The neural systems underlying reward-related behaviors across development have recently generated a great amount of interest. Yet, the neurodevelopmental literature on reward processing is marked by inconsistencies due to the heterogeneity of the reward paradigms used, the complexity of the behaviors being studied, and the developing brain itself as a moving target. The present review will examine task design as one source of variability across findings by compiling this literature along three dimensions: (1) task structures, (2) cognitive processes, and (3) neural systems. We start with the presentation of a heuristic neural systems model, the Triadic Model, as a way to provide a theoretical framework for the neuroscience research on motivated behaviors. We then discuss the principles guiding reward task development. Finally, we review the extant developmental neuroimaging literature on reward-related processing, organized by reward task type.
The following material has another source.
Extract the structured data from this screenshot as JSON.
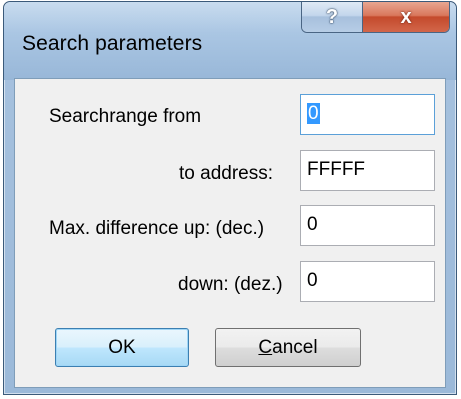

We hope that this approach will help to clarify the literature on the functional neurodevelopment of reward-related neural systems, and to identify the role of the experimental parameters that significantly influence these findings.
Published by Elsevier Ltd.